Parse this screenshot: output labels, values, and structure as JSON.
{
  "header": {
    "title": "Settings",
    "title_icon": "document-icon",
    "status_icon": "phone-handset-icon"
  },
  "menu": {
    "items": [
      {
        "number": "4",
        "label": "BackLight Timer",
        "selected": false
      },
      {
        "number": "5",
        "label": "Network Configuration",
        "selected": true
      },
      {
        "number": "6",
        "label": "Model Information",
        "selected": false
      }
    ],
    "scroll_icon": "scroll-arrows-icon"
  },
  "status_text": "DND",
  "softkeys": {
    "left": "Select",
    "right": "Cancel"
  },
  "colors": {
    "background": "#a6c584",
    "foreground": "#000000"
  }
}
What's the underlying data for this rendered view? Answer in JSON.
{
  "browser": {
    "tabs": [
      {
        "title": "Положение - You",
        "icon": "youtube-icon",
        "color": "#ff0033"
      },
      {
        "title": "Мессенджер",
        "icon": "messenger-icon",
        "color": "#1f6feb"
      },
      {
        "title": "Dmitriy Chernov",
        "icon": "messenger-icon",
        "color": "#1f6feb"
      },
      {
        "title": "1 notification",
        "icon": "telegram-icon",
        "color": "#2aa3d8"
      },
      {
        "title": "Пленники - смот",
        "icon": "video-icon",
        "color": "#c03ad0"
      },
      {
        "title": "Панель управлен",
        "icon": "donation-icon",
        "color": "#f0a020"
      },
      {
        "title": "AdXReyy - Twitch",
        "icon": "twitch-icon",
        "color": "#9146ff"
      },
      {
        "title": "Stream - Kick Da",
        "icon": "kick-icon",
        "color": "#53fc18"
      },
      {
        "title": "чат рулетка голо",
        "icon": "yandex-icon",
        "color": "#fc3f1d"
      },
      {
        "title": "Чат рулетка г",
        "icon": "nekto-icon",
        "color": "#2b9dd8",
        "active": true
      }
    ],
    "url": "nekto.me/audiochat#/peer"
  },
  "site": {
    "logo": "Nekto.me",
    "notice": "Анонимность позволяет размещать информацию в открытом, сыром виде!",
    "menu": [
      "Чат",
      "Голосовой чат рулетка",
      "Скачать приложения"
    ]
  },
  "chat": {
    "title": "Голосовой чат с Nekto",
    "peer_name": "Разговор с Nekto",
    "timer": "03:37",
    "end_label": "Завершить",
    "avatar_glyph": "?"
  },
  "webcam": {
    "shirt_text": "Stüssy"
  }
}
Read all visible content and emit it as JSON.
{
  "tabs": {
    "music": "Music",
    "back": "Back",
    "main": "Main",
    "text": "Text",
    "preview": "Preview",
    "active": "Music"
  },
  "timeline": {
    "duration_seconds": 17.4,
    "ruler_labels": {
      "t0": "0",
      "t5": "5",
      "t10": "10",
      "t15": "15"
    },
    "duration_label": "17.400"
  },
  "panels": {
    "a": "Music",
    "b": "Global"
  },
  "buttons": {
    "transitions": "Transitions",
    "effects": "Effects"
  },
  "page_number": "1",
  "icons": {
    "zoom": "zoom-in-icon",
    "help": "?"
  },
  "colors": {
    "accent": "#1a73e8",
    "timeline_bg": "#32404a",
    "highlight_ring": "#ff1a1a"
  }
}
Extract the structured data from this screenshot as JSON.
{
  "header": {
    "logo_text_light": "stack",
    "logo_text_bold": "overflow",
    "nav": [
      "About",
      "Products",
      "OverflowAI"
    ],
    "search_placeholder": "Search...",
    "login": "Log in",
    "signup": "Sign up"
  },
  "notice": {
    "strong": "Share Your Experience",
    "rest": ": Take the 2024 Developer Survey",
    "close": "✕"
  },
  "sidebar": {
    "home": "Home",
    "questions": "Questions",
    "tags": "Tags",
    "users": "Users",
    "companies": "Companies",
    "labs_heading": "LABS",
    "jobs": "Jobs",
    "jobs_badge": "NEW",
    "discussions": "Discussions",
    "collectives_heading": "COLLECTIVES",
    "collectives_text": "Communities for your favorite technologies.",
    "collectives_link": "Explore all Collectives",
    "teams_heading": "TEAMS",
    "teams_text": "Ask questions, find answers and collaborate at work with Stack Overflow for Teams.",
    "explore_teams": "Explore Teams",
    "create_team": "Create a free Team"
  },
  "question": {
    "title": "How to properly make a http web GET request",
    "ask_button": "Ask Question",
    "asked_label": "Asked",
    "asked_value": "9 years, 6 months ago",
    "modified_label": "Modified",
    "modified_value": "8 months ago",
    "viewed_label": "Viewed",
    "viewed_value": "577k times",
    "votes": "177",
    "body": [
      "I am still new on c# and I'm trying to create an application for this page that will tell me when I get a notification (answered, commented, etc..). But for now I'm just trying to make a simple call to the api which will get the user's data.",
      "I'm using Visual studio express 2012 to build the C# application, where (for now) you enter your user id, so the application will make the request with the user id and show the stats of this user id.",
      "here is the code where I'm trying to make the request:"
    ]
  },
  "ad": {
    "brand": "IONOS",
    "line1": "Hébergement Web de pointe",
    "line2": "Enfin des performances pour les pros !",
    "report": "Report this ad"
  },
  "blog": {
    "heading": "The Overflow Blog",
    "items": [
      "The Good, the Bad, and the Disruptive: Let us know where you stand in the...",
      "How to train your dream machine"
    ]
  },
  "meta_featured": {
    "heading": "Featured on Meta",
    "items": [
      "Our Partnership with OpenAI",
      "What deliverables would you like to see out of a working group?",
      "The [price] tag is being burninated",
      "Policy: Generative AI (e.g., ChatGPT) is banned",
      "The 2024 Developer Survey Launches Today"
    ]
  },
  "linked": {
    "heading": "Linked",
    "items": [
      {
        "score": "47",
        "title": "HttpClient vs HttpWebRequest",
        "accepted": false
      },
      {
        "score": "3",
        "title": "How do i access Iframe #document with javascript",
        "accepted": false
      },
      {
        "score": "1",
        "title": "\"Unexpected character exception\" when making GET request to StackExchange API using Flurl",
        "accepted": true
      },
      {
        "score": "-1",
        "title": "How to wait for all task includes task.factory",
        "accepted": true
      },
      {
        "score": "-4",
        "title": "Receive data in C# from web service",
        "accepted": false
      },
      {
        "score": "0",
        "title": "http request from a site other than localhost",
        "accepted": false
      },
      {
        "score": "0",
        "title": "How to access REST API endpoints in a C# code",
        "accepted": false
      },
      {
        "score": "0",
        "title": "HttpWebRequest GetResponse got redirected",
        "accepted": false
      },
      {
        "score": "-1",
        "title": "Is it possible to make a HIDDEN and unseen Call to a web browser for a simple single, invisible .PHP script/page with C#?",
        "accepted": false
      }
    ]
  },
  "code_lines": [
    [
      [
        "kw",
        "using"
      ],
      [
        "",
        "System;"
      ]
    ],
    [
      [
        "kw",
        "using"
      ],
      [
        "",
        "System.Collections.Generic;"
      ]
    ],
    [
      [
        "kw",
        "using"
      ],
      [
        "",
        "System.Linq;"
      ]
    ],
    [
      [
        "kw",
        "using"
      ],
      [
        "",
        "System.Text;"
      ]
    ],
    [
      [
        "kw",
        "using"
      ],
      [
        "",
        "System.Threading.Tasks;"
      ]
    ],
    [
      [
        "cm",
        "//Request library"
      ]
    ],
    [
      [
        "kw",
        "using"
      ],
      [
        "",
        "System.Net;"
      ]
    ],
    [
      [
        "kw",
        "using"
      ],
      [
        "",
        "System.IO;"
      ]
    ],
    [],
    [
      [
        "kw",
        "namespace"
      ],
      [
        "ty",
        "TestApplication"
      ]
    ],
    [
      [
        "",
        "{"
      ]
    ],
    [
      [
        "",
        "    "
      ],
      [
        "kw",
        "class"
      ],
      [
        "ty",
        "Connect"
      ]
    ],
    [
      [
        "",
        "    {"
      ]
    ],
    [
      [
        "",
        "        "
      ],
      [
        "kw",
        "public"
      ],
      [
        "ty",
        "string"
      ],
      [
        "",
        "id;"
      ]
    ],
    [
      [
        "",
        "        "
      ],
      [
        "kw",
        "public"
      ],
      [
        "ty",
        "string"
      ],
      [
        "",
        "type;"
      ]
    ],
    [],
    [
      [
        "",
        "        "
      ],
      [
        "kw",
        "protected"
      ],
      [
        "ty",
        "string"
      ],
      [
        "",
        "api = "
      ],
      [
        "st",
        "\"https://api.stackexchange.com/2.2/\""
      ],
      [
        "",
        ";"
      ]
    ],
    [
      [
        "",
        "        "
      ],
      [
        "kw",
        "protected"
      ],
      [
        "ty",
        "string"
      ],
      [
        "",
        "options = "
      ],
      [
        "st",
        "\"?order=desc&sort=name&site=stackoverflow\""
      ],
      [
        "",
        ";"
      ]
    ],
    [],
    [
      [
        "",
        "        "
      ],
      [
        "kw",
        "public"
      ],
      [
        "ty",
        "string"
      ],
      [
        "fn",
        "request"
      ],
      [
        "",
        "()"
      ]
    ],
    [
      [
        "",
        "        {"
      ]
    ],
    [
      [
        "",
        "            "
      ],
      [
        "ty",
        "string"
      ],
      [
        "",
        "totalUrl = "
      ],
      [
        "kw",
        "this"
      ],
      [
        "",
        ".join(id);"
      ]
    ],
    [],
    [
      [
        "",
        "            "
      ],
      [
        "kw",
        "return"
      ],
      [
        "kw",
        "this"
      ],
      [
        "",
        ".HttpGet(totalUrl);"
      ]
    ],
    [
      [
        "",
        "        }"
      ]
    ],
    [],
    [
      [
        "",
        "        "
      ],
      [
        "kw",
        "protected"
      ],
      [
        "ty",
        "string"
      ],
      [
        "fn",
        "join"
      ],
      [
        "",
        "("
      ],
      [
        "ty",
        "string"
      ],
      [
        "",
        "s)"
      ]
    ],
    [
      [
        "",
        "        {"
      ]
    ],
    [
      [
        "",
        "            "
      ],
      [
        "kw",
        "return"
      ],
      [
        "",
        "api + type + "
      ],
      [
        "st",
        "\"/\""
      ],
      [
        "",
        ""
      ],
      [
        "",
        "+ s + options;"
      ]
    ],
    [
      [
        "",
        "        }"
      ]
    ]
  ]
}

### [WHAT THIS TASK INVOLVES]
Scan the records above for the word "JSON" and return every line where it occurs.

### [YOUR RESPONSE]
Parse this screenshot: output labels, values, and structure as JSON.
What's the underlying data for this rendered view? Answer in JSON.
Read all visible content and emit it as JSON.
Extract the structured data from this screenshot as JSON.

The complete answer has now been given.